🚣♂️ The Evolution of Olympic Preparation: From Berlin 1936 to Today 🚣♂️
As someone who has felt the exhilaration of Olympic gold around my neck, I couldn’t help but be captivated by the preparation methods used by the American men’s eight in “The Boys in the Boat.” During their journey to the 1936 Berlin Olympics, the coach advised them to do nothing. While this strategy ultimately led them to victory, it’s a stark contrast to how athletes, including myself, prepare today.
In my lead-up to Olympic gold, the idea of doing “nothing” was unthinkable. Keeping the “engine lubed,” so to speak, was vital if rowing was not a training possibility. . Light jogs, yoga stretches, and visualization exercises were part of my regimen to ensure that both body and mind were in sync for the performance of a lifetime.
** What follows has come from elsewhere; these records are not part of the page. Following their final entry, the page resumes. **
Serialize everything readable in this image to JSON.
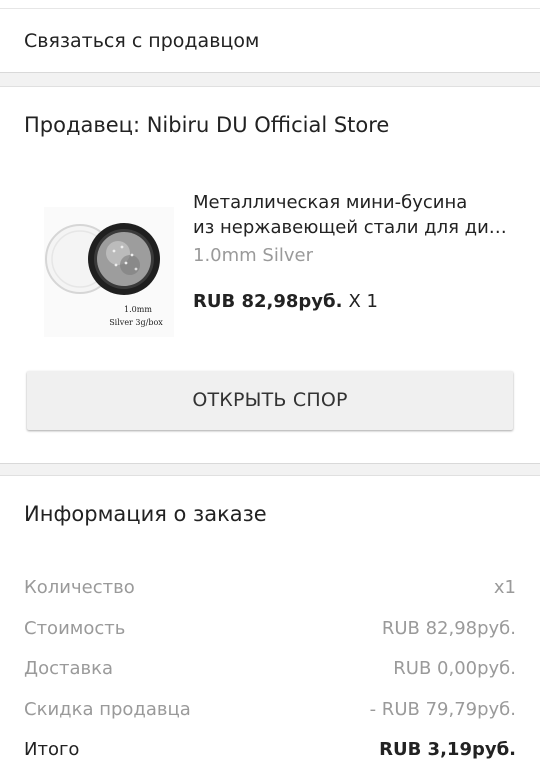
{
  "contact_seller": {
    "label": "Связаться с продавцом"
  },
  "seller": {
    "title": "Продавец: Nibiru DU Official Store"
  },
  "product": {
    "title_line1": "Металлическая мини-бусина",
    "title_line2": "из нержавеющей стали для ди…",
    "variant": "1.0mm Silver",
    "price": "RUB 82,98руб.",
    "quantity": "X 1",
    "image_caption_line1": "1.0mm",
    "image_caption_line2": "Silver 3g/box"
  },
  "dispute_button": {
    "label": "ОТКРЫТЬ СПОР"
  },
  "order_info": {
    "title": "Информация о заказе",
    "rows": [
      {
        "label": "Количество",
        "value": "x1"
      },
      {
        "label": "Стоимость",
        "value": "RUB 82,98руб."
      },
      {
        "label": "Доставка",
        "value": "RUB 0,00руб."
      },
      {
        "label": "Скидка продавца",
        "value": "- RUB 79,79руб."
      },
      {
        "label": "Итого",
        "value": "RUB 3,19руб."
      }
    ]
  },
  "colors": {
    "background": "#f2f2f2",
    "card": "#ffffff",
    "muted_text": "#9a9a9a",
    "text": "#222222",
    "button_bg": "#f0f0f0"
  }
}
Notably, one rower from the 1936 team, Don Hume, fell ill during the journey. Could more active preparation methods have made a difference? We’ll never know. But today, athletes like me leave nothing to chance. We ensure our “body engines” are primed and ready so that when the moment comes, we’re not just participants—we’re contenders.